The sound of Iceland

The lur is a horn, modelled in bronze after a number of 3,000-year-old instruments discovered at various archaeological sites across Scandinavia. Its unrefined yet distinctive sound — penetrating, direct and rough-edged — seems to rise up through the body rather than enter through the ears, like the stirring of a long-forgotten memory. The instrument, whose


Two things always strike me when I visit Vienna. The first is how easterly the city lies. This was more apparent last century, when on maps of Europe the silhouette of Austria poked itself like a swollen proboscis into the dark shadows of the eastern bloc. But even today, with Bratislava, Brno and Gyor as

Coming up for air | 30 November 2017

The musicians of Ensemble Grizzana are arranged in the usual way for their concert at St Paul’s Hall in Huddersfield. Another player, the percussionist Dmitra Lazaridou Chatzigoga, sits among them. The table beside her holds a small and rather beaten-up zither and a tray of the kind of objects you might find at the back


Prague. Prague. It helps to say the name at least twice as a countermeasure to the ridiculous ease of modern travel — especially when visiting cities of one syllable. Another countermeasure is to arrive by train, where the sweep of the landscape gives a better sense of Prague as the grand Bohemian capital than as

I can’t get no Satiesfaction

After peaking at around the tenth instalment, birthday celebrations get progressively less interesting, for their subjects at least. I remember the lunch we held for my great-aunt Winnie’s 100th birthday. It was a jolly affair and she received the toast with a fine speech of thanks. When the cheering subsided, she delivered the speech again,

Shtumming the spiel

London may cry foul over Hamlet’s misplaced to-be-ing and not-to-be-ing but Edinburgh is in raptures over a Magic Flute which ditches its spoken dialogue entirely. Directed by Barrie Kosky and Suzanne Andrade, and first seen a couple of years ago on Kosky’s adopted home turf at the Berlin Comic Opera, the production turns Mozart and

Boo the knee-jerk reaction to William Tell not the rape scene

‘I blame Princess Diana’, was my guest’s response to it all.
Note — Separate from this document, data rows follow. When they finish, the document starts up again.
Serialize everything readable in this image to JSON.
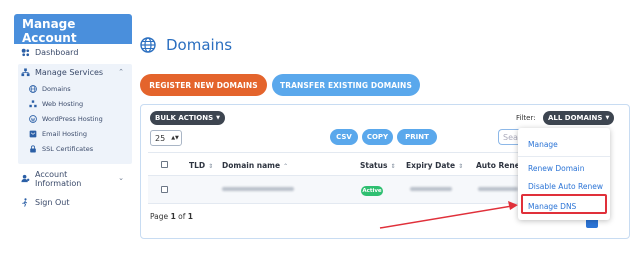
{
  "sidebar": {
    "title": "Manage Account",
    "items": [
      {
        "label": "Dashboard",
        "icon": "dashboard-icon"
      },
      {
        "label": "Manage Services",
        "icon": "services-icon"
      },
      {
        "label": "Account Information",
        "icon": "account-icon"
      },
      {
        "label": "Sign Out",
        "icon": "sign-out-icon"
      }
    ],
    "services": [
      {
        "label": "Domains",
        "icon": "globe-icon"
      },
      {
        "label": "Web Hosting",
        "icon": "hosting-icon"
      },
      {
        "label": "WordPress Hosting",
        "icon": "wordpress-icon"
      },
      {
        "label": "Email Hosting",
        "icon": "email-icon"
      },
      {
        "label": "SSL Certificates",
        "icon": "lock-icon"
      }
    ],
    "account_line1": "Account",
    "account_line2": "Information"
  },
  "page": {
    "title": "Domains",
    "register_label": "REGISTER NEW DOMAINS",
    "transfer_label": "TRANSFER EXISTING DOMAINS"
  },
  "toolbar": {
    "bulk_label": "BULK ACTIONS",
    "filter_label": "Filter:",
    "filter_value": "ALL DOMAINS",
    "per_page": "25",
    "csv_label": "CSV",
    "copy_label": "COPY",
    "print_label": "PRINT",
    "search_placeholder": "Sea"
  },
  "table": {
    "columns": [
      "TLD",
      "Domain name",
      "Status",
      "Expiry Date",
      "Auto Renew"
    ],
    "rows": [
      {
        "tld": "",
        "domain": "",
        "status": "Active",
        "expiry": "",
        "auto_renew": ""
      }
    ]
  },
  "pagination": {
    "prefix": "Page",
    "current": "1",
    "middle": "of",
    "total": "1"
  },
  "dropdown": {
    "items": [
      "Manage",
      "Renew Domain",
      "Disable Auto Renew",
      "Manage DNS"
    ],
    "highlighted": "Manage DNS"
  },
  "colors": {
    "accent": "#2b74d6",
    "register": "#e4642c",
    "transfer": "#5aa8ec",
    "active": "#2fbf71",
    "highlight": "#e0303a"
  }
}
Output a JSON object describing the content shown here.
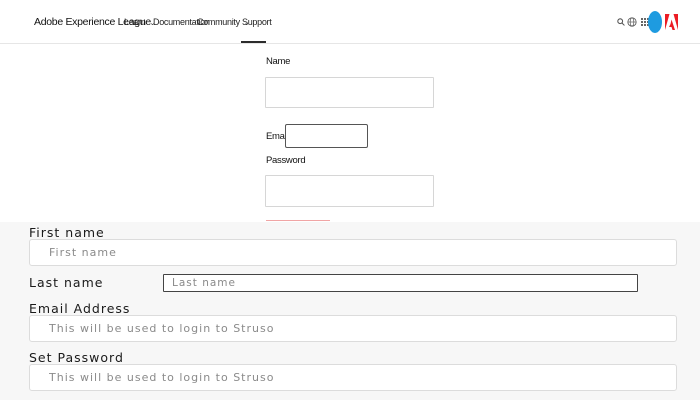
{
  "header": {
    "brand": "Adobe Experience League",
    "nav": [
      {
        "label": "Learn",
        "chevron": true
      },
      {
        "label": "Documentation",
        "chevron": false
      },
      {
        "label": "Community",
        "chevron": true
      },
      {
        "label": "Support",
        "chevron": false
      }
    ],
    "active_nav": "Support",
    "icons": [
      "search-icon",
      "globe-icon",
      "apps-grid-icon",
      "avatar",
      "adobe-logo"
    ],
    "accent_color": "#1e9be0",
    "brand_color": "#ec1c24"
  },
  "top_form": {
    "name_label": "Name",
    "email_label": "Email",
    "password_label": "Password"
  },
  "registration": {
    "first_name_label": "First name",
    "first_name_placeholder": "First name",
    "last_name_label": "Last name",
    "last_name_placeholder": "Last name",
    "email_label": "Email Address",
    "email_placeholder": "This will be used to login to Struso",
    "password_label": "Set Password",
    "password_placeholder": "This will be used to login to Struso"
  }
}
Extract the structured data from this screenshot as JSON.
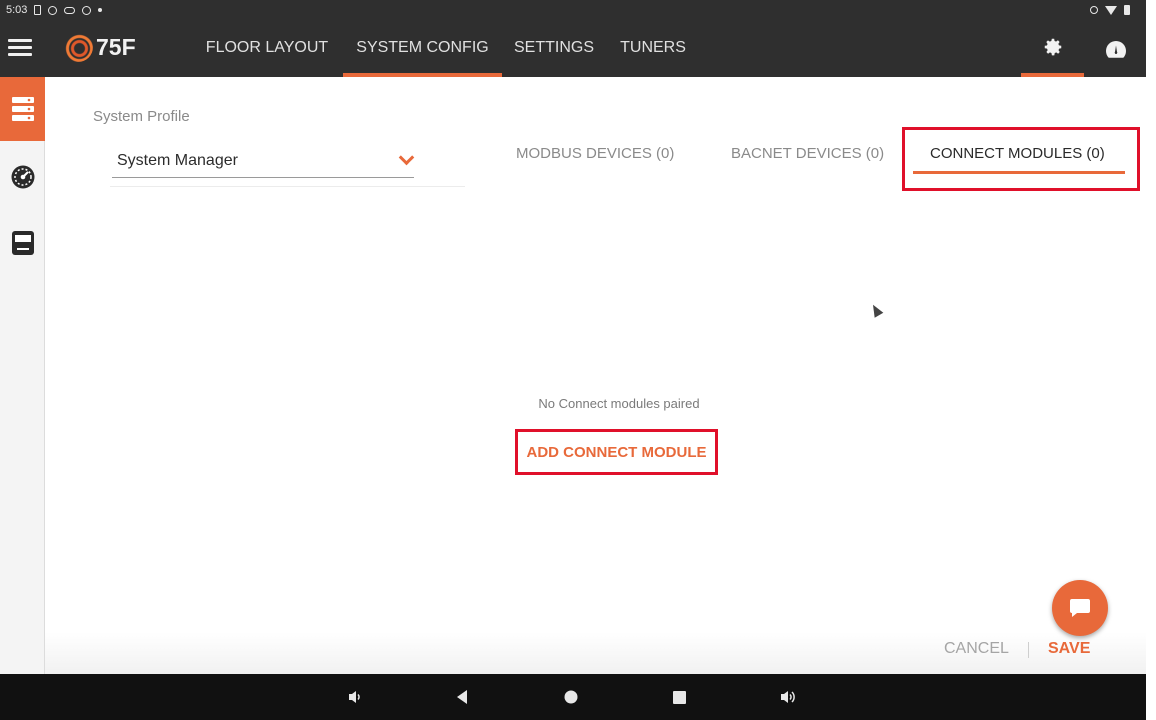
{
  "status_bar": {
    "time": "5:03"
  },
  "app_bar": {
    "logo_text": "75F",
    "tabs": [
      {
        "label": "FLOOR LAYOUT"
      },
      {
        "label": "SYSTEM CONFIG",
        "active": true
      },
      {
        "label": "SETTINGS"
      },
      {
        "label": "TUNERS"
      }
    ],
    "icons": [
      "menu-icon",
      "gear-icon",
      "dashboard-icon"
    ]
  },
  "left_rail": {
    "items": [
      {
        "icon": "system-icon",
        "active": true
      },
      {
        "icon": "gauge-icon"
      },
      {
        "icon": "thermostat-icon"
      }
    ]
  },
  "profile": {
    "label": "System Profile",
    "value": "System Manager"
  },
  "device_tabs": {
    "modbus": "MODBUS DEVICES (0)",
    "bacnet": "BACNET DEVICES (0)",
    "connect": "CONNECT MODULES (0)",
    "active": "connect"
  },
  "empty_state": {
    "message": "No Connect modules paired",
    "action": "ADD CONNECT MODULE"
  },
  "footer": {
    "cancel": "CANCEL",
    "separator": "|",
    "save": "SAVE"
  },
  "colors": {
    "accent": "#e8693a",
    "appbar": "#2f2f2f",
    "highlight": "#e0102a"
  },
  "nav_bar": {
    "keys": [
      "volume-down-icon",
      "back-icon",
      "home-icon",
      "recents-icon",
      "volume-up-icon"
    ]
  }
}
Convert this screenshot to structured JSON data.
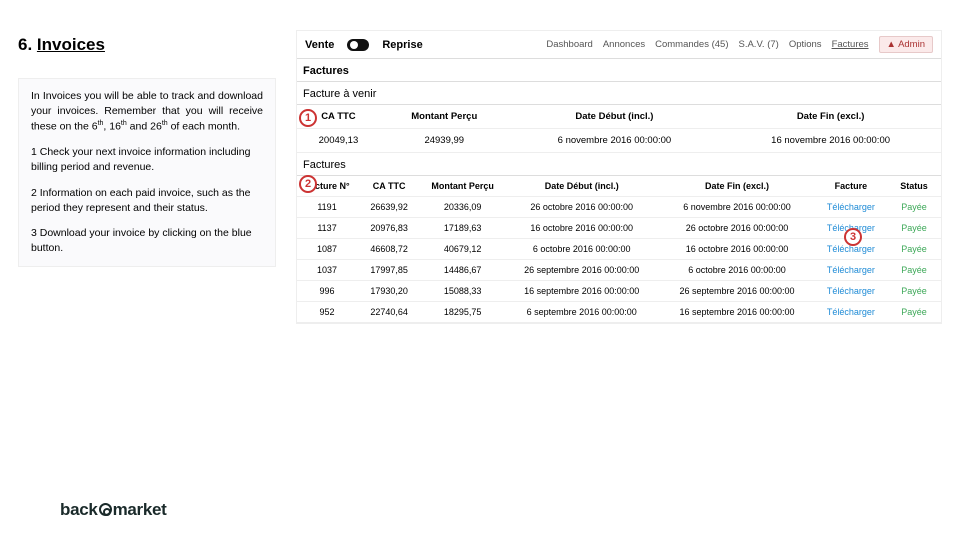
{
  "title": {
    "num": "6.",
    "text": "Invoices"
  },
  "desc": {
    "intro_a": "In Invoices you will be able to track and download your invoices. Remember that you will receive these on the 6",
    "intro_b": ", 16",
    "intro_c": " and 26",
    "intro_d": " of each month.",
    "sup": "th",
    "p1": "1 Check your next invoice information including billing period and revenue.",
    "p2": "2 Information on each paid invoice, such as the period they represent and their status.",
    "p3": "3 Download your invoice by clicking on the blue button."
  },
  "nav": {
    "vente": "Vente",
    "reprise": "Reprise",
    "links": [
      "Dashboard",
      "Annonces",
      "Commandes (45)",
      "S.A.V. (7)",
      "Options",
      "Factures"
    ],
    "admin": "Admin"
  },
  "sections": {
    "upcoming": "Facture à venir",
    "invoices": "Factures"
  },
  "upcoming": {
    "head": [
      "CA TTC",
      "Montant Perçu",
      "Date Début (incl.)",
      "Date Fin (excl.)"
    ],
    "row": [
      "20049,13",
      "24939,99",
      "6 novembre 2016 00:00:00",
      "16 novembre 2016 00:00:00"
    ]
  },
  "invHead": [
    "Facture N°",
    "CA TTC",
    "Montant Perçu",
    "Date Début (incl.)",
    "Date Fin (excl.)",
    "Facture",
    "Status"
  ],
  "invRows": [
    {
      "n": "1191",
      "ca": "26639,92",
      "mp": "20336,09",
      "dd": "26 octobre 2016 00:00:00",
      "df": "6 novembre 2016 00:00:00",
      "dl": "Télécharger",
      "st": "Payée"
    },
    {
      "n": "1137",
      "ca": "20976,83",
      "mp": "17189,63",
      "dd": "16 octobre 2016 00:00:00",
      "df": "26 octobre 2016 00:00:00",
      "dl": "Télécharger",
      "st": "Payée"
    },
    {
      "n": "1087",
      "ca": "46608,72",
      "mp": "40679,12",
      "dd": "6 octobre 2016 00:00:00",
      "df": "16 octobre 2016 00:00:00",
      "dl": "Télécharger",
      "st": "Payée"
    },
    {
      "n": "1037",
      "ca": "17997,85",
      "mp": "14486,67",
      "dd": "26 septembre 2016 00:00:00",
      "df": "6 octobre 2016 00:00:00",
      "dl": "Télécharger",
      "st": "Payée"
    },
    {
      "n": "996",
      "ca": "17930,20",
      "mp": "15088,33",
      "dd": "16 septembre 2016 00:00:00",
      "df": "26 septembre 2016 00:00:00",
      "dl": "Télécharger",
      "st": "Payée"
    },
    {
      "n": "952",
      "ca": "22740,64",
      "mp": "18295,75",
      "dd": "6 septembre 2016 00:00:00",
      "df": "16 septembre 2016 00:00:00",
      "dl": "Télécharger",
      "st": "Payée"
    }
  ],
  "callouts": {
    "c1": "1",
    "c2": "2",
    "c3": "3"
  },
  "logo": {
    "a": "back",
    "b": "market"
  }
}
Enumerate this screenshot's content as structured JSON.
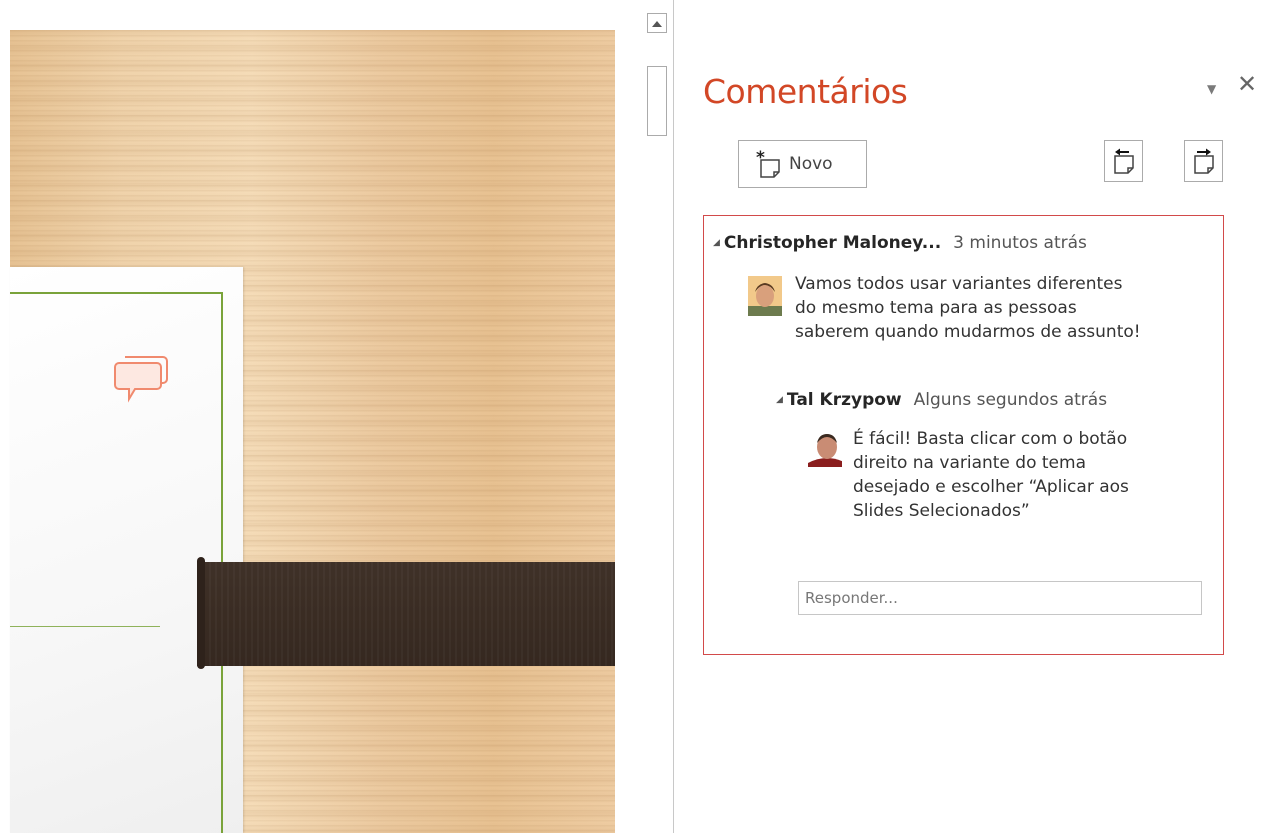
{
  "pane": {
    "title": "Comentários",
    "new_button_label": "Novo",
    "new_icon": "new-comment-icon",
    "previous_icon": "previous-comment-icon",
    "next_icon": "next-comment-icon",
    "dropdown_glyph": "▼",
    "close_glyph": "✕"
  },
  "thread": {
    "comment": {
      "author": "Christopher Maloney...",
      "time": "3 minutos atrás",
      "text": "Vamos todos usar variantes diferentes\ndo mesmo tema para as pessoas\nsaberem quando mudarmos de assunto!"
    },
    "reply": {
      "author": "Tal Krzypow",
      "time": "Alguns segundos atrás",
      "text": "É fácil! Basta clicar com o botão\ndireito na variante do tema\ndesejado e escolher “Aplicar aos\nSlides Selecionados”"
    },
    "reply_placeholder": "Responder..."
  },
  "colors": {
    "accent": "#d24726",
    "thread_border": "#d24a4a",
    "slide_frame": "#7aa33a",
    "dark_bar": "#3a2c23"
  }
}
Certainly, there is much we might lay at the feet of our long lamented People’s Princess, but I struggled to see how the current situation was her fault. The situation in question was as follows: a sizeable group of offended opera goers sought, with

Country house opera

I stole a blanket last night. Rather a nice one, in fact. I feel bad about it, of course, but guilt is less inconvenient than pneumonia; and after trying to blow-dry my waterlogged dinner jacket with the winds howling through Garsington Opera’s ‘airy’ pavilion, it seemed like pneumonia or the blanket were the options. Forgive

Ways of hearing

‘What gives your lies such power?’ asks the bewildered Sicilian leader in Szymanowski’s opera Krol Roger. The question is addressed to a charismatic shepherd, on trial for propagating a lascivious new religion of unbridled sensuality. Roger’s wife, Roxana, has already converted along with many of his subjects, while the city’s conservative and clerical factions clamour